Most of these funds were disbursed over the last five years and very little housing has resulted. Properly planned and disbursed, the $2.1 billion, partnered with provinces, could have helped build over 150,000 new homes and could have half emptied Canada's emergency shelter spaces.
Over 50% of Canada's 15,000 emergency shelter units have some money and could pay themselves for moderate entry level single room homes, but none have been built, and sadly, the $2.1 billion has leveraged no more than 25,000 homes, most of them social non-profit housing. Meanwhile, private developers would build, pay taxes and rent apartments at less than market rents for a fraction of the grants now being made, but they are discouraged from applying.
We need to return to the competitive enthusiasm of the private rental building construction market of the 1970s, where literally thousands of very affordable modest apartment buildings were built for entry level renters.
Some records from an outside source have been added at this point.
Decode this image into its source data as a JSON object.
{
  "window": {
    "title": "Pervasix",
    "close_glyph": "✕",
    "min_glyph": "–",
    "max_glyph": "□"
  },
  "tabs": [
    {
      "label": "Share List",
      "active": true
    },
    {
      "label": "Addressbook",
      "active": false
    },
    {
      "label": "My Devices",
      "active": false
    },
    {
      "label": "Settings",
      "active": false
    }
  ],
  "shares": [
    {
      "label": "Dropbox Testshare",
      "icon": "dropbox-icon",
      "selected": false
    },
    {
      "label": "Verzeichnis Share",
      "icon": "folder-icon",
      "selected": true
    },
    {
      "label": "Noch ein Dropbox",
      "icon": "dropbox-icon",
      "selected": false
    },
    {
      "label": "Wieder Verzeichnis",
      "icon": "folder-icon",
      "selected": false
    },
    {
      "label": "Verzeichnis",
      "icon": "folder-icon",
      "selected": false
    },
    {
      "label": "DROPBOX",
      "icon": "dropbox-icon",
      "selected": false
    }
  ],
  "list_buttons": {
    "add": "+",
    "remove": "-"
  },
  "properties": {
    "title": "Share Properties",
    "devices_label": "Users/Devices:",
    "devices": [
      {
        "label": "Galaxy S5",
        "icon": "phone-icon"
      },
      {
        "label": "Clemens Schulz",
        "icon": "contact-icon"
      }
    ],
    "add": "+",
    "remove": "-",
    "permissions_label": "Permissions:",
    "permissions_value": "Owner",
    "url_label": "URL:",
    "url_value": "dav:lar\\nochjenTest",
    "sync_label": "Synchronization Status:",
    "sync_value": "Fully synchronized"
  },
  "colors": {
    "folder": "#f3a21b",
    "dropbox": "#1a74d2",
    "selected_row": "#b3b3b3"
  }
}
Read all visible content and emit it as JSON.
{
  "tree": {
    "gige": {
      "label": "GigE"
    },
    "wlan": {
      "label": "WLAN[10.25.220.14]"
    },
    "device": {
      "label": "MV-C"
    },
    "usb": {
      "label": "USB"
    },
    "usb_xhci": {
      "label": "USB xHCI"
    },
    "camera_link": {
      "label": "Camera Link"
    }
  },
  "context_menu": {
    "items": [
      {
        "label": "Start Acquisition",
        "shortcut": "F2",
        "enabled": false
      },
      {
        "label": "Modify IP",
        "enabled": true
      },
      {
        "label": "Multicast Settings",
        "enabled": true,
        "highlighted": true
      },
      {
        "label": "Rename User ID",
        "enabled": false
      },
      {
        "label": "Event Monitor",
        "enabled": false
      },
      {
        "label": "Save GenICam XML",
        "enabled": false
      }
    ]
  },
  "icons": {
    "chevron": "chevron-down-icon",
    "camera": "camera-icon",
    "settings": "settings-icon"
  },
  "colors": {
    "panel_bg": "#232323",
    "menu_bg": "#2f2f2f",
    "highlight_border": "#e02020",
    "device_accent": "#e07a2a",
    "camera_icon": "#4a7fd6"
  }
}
The cause of today's affordable rental housing crisis is that we no longer build significant quantities of very necessary affordable housing for entry level renters.
Statistically identifying and then working with the federal-provincial-municipal departments to remove the barriers that inhibit private rental development should be the first priority. Then we must work with the provinces on a plan to proceed with workable guidelines to encourage competitive private enterprise to return to the business of building, owning and renting affordable entry level housing.
Throwing more billions of dollars at the problem without a plan most certainly will not address the housing needs of low income and homeless Canadians. It will only continue a trend of policy incoherence and ineptitude.
The promise made in 2000 was a promise broken. The government did not create a fraction of the homes promised. The money grew to $2.1 billion and produced less than 25,000 units. Of the provincial-federal share, that is approximately $170,000 per unit produced, a colossal mismanagement on a monumental scale. Shamefully, this bill is not about building housing. This bill is all about buying votes.